When you’re in dire straits and have nowhere to turn to get a good foothold on your finances, bankruptcy is sometimes the only way out. In 2011, 1.37 million Americans filed for bankruptcy. The bankruptcy waters are definitely murky. It’s easy to end up in over your head if you don’t know what you’re walking into. The assistance of an attorney is always advisable.
So, how does bankruptcy work? The two most common types are chapters 7 and 13. Chapter 7 bankruptcy is best suited for individuals and businesses that want to clear the decks and start over from scratch. This form of bankruptcy falls under the category of liquidation and requires the filer to sell off valuable assets to pay for any portion of their debts that they can before the rest of it is negated by the court.

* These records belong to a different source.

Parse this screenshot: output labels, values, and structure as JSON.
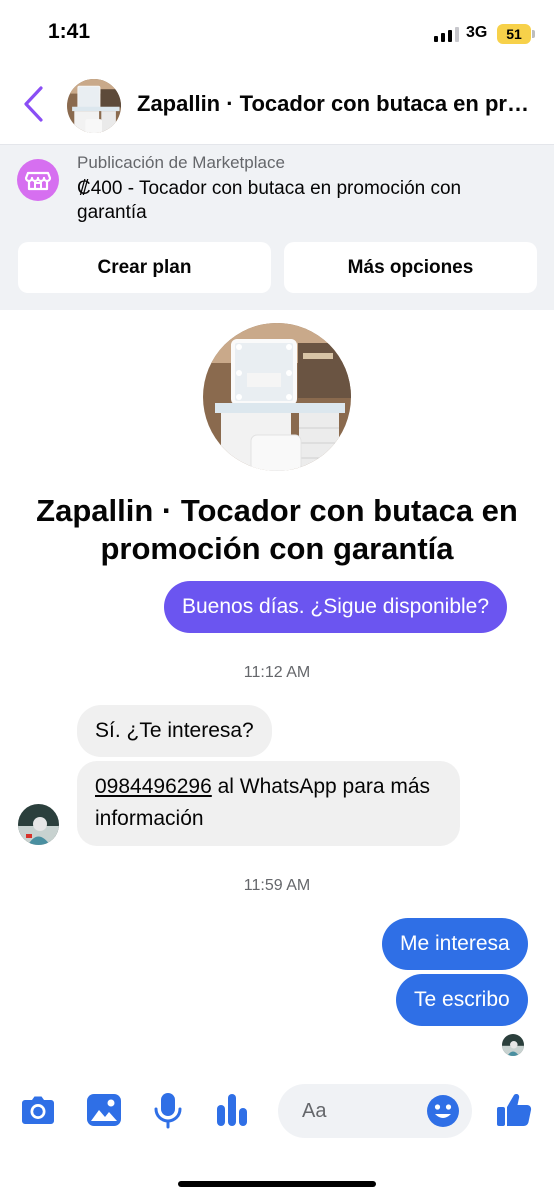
{
  "status_bar": {
    "time": "1:41",
    "network": "3G",
    "battery": "51"
  },
  "header": {
    "title": "Zapallin · Tocador con butaca en promoción con garantía"
  },
  "marketplace": {
    "kicker": "Publicación de Marketplace",
    "description": "₡400 - Tocador con butaca en promoción con garantía",
    "create_plan_label": "Crear plan",
    "more_options_label": "Más opciones"
  },
  "product": {
    "title": "Zapallin · Tocador con butaca en promoción con garantía"
  },
  "messages": [
    {
      "text": "Buenos días. ¿Sigue disponible?"
    },
    {
      "time": "11:12 AM"
    },
    {
      "text": "Sí. ¿Te interesa?"
    },
    {
      "phone": "0984496296",
      "text": " al WhatsApp para más información"
    },
    {
      "time": "11:59 AM"
    },
    {
      "text": "Me interesa"
    },
    {
      "text": "Te escribo"
    }
  ],
  "composer": {
    "placeholder": "Aa"
  },
  "colors": {
    "accent": "#2f6fe6",
    "first_outgoing": "#6b55f0",
    "back_chevron": "#8a4ef5",
    "marketplace_icon": "#d66ff0",
    "battery": "#f7d14a"
  },
  "icons": [
    "back-chevron-icon",
    "marketplace-icon",
    "camera-icon",
    "image-icon",
    "microphone-icon",
    "more-options-icon",
    "emoji-icon",
    "thumbs-up-icon"
  ]
}
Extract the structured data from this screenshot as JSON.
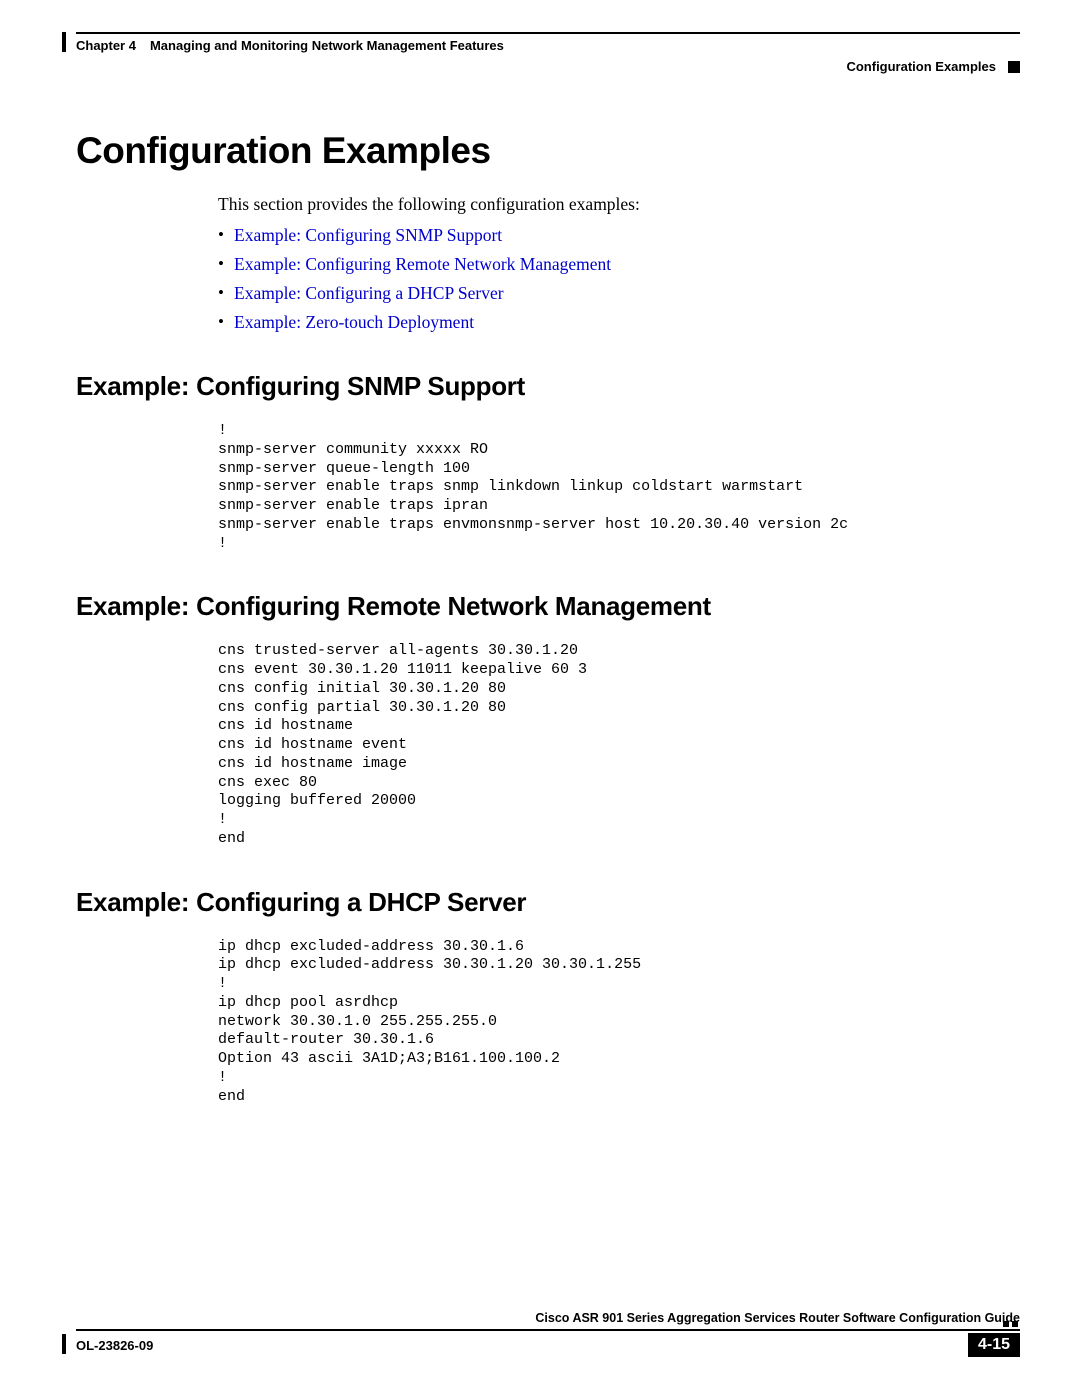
{
  "header": {
    "chapter": "Chapter 4",
    "chapterTitle": "Managing and Monitoring Network Management Features",
    "section": "Configuration Examples"
  },
  "title": "Configuration Examples",
  "intro": "This section provides the following configuration examples:",
  "links": [
    "Example: Configuring SNMP Support",
    "Example: Configuring Remote Network Management",
    "Example: Configuring a DHCP Server",
    "Example: Zero-touch Deployment"
  ],
  "sections": [
    {
      "heading": "Example: Configuring SNMP Support",
      "code": "!\nsnmp-server community xxxxx RO\nsnmp-server queue-length 100\nsnmp-server enable traps snmp linkdown linkup coldstart warmstart\nsnmp-server enable traps ipran\nsnmp-server enable traps envmonsnmp-server host 10.20.30.40 version 2c\n!"
    },
    {
      "heading": "Example: Configuring Remote Network Management",
      "code": "cns trusted-server all-agents 30.30.1.20\ncns event 30.30.1.20 11011 keepalive 60 3\ncns config initial 30.30.1.20 80\ncns config partial 30.30.1.20 80\ncns id hostname\ncns id hostname event\ncns id hostname image\ncns exec 80\nlogging buffered 20000\n!\nend"
    },
    {
      "heading": "Example: Configuring a DHCP Server",
      "code": "ip dhcp excluded-address 30.30.1.6\nip dhcp excluded-address 30.30.1.20 30.30.1.255\n!\nip dhcp pool asrdhcp\nnetwork 30.30.1.0 255.255.255.0\ndefault-router 30.30.1.6\nOption 43 ascii 3A1D;A3;B161.100.100.2\n!\nend"
    }
  ],
  "footer": {
    "guide": "Cisco ASR 901 Series Aggregation Services Router Software Configuration Guide",
    "docId": "OL-23826-09",
    "page": "4-15"
  }
}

Chapter 13 bankruptcy doesn’t wipe the slate clean. Instead, your income is used as a guideline for how much of your debts you are required to repay. From there, the filer offers up a repayment plan that is stretched out over several years, usually no more than five, to repay their debtors. There are certain stipulations required to file both of these forms of bankruptcy. If you make enough money that you could feasibly repay your debts, neither of these options will work for you. Chapter 13 bankruptcy filings aren’t an option for individuals who have debts that surpass current maximums instated by the federal government. This applies to both secured and unsecured debts.
For both chapter 7 and chapter 13 bankruptcies, income is a deciding factor. However, all income isn’t always included. For chapter 7, your income cannot be more than the median income for your family size in your home state. For example, the U.S. Census Bureau lists the median family income in 2014 for a family of four residing in Michigan as $75,960. If your household income, as a family of four, is more than that, you may not be eligible to pursue chapter 7.

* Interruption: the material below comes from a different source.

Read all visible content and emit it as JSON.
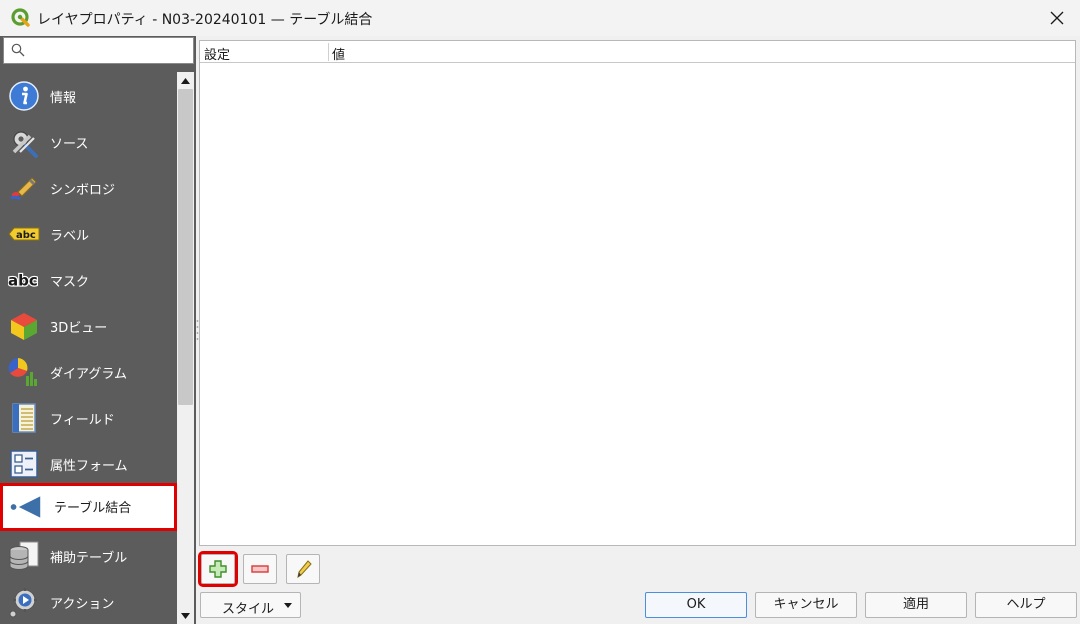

A chapter 7 bankruptcy will not require you to give up your primary vehicle or home, because these are secured debts. Instead, you can give the lender the option to repossess or you can decide to keep making your regular payments. This only applies to secured debts. Pensions, damages collected as a result of personal injury lawsuits, welfare income, unemployment compensation, and social security are also exempt from being included as part of a filer’s income during chapter 7 bankruptcy proceedings.

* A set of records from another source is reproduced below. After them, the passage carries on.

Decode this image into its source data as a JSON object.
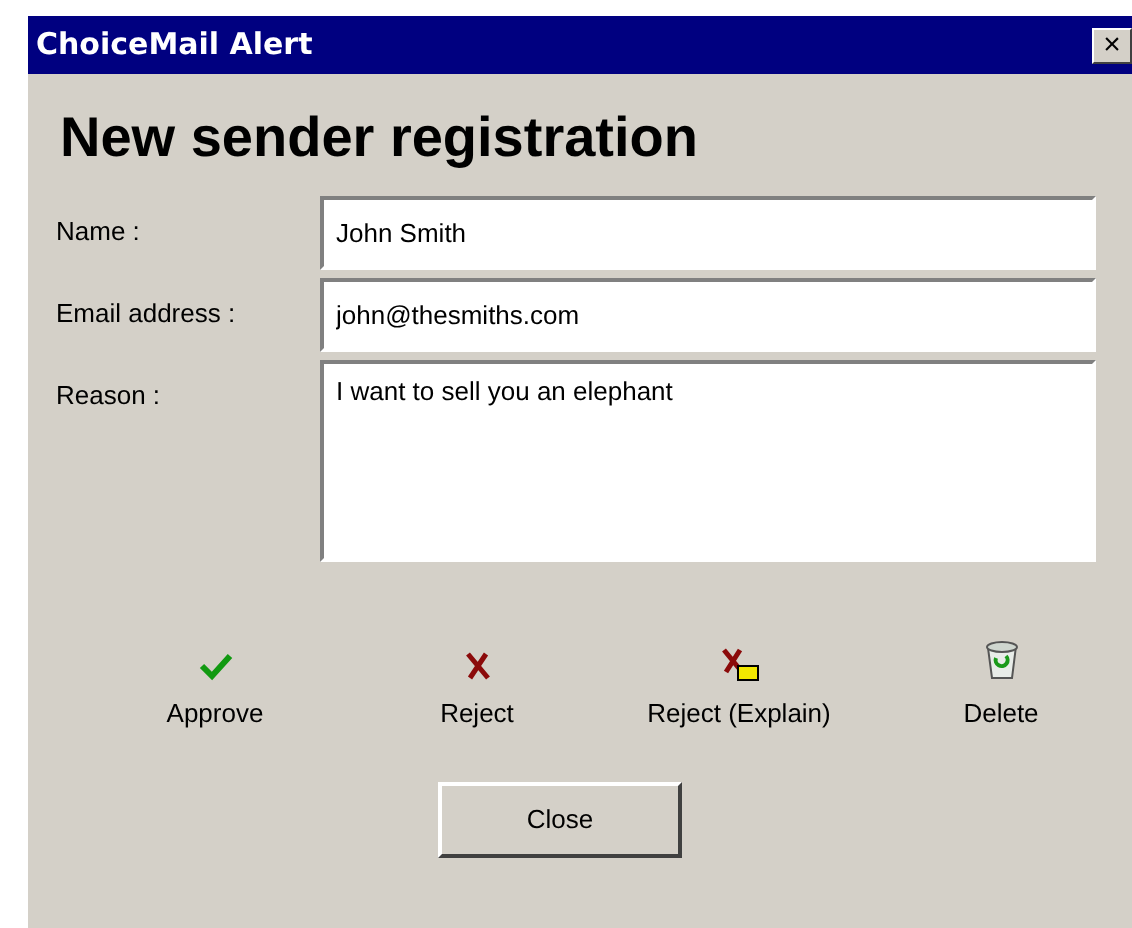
{
  "window": {
    "title": "ChoiceMail Alert",
    "close": "×"
  },
  "heading": "New sender registration",
  "fields": [
    {
      "label": "Name :",
      "value": "John Smith",
      "kind": "line"
    },
    {
      "label": "Email address :",
      "value": "john@thesmiths.com",
      "kind": "line"
    },
    {
      "label": "Reason :",
      "value": "I want to sell you an elephant",
      "kind": "area"
    }
  ],
  "actions": [
    {
      "label": "Approve",
      "kind": "approve"
    },
    {
      "label": "Reject",
      "kind": "reject"
    },
    {
      "label": "Reject (Explain)",
      "kind": "reject_explain"
    },
    {
      "label": "Delete",
      "kind": "delete"
    }
  ],
  "close_button": "Close"
}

For chapter 13, you actually want more income; the goal is to prove that you can repay your debts. Any monies received as award for being a victim of a war crime or act of terrorism do not count as disposable income. Neither does income from a spouse you no longer live with or social security income. Thus, veterans must include their VA disability payments as a form of income for both chapter 7 and chapter 13 bankruptcies.